Report back the lines in this listing that carry the string "entities".
▶
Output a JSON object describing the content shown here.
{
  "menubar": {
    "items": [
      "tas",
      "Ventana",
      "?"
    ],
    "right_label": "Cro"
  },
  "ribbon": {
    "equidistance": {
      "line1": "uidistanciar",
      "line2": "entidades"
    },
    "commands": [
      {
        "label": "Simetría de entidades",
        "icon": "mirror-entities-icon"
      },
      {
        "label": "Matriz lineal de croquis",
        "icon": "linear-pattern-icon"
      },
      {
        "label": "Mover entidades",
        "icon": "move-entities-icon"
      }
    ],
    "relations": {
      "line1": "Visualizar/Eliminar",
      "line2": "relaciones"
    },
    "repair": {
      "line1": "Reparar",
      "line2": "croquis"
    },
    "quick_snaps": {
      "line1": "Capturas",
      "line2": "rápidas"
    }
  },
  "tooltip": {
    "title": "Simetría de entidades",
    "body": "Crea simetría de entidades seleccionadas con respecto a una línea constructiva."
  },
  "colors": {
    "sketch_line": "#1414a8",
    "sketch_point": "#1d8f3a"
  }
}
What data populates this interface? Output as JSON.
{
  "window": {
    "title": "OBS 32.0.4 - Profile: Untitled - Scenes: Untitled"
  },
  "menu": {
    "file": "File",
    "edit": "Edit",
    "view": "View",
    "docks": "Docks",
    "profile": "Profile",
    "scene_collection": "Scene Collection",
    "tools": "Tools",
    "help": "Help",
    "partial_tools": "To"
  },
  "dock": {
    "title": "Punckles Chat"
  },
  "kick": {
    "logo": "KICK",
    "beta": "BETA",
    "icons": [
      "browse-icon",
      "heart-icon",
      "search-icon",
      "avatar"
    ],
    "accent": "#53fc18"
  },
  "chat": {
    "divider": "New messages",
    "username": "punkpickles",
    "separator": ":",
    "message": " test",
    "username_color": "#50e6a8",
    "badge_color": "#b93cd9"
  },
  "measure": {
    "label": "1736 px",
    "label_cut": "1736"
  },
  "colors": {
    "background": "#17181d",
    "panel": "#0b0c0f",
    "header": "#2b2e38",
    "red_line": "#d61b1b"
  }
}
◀
**Result below:**
        "icon": "mirror-entities-icon"
        "icon": "move-entities-icon"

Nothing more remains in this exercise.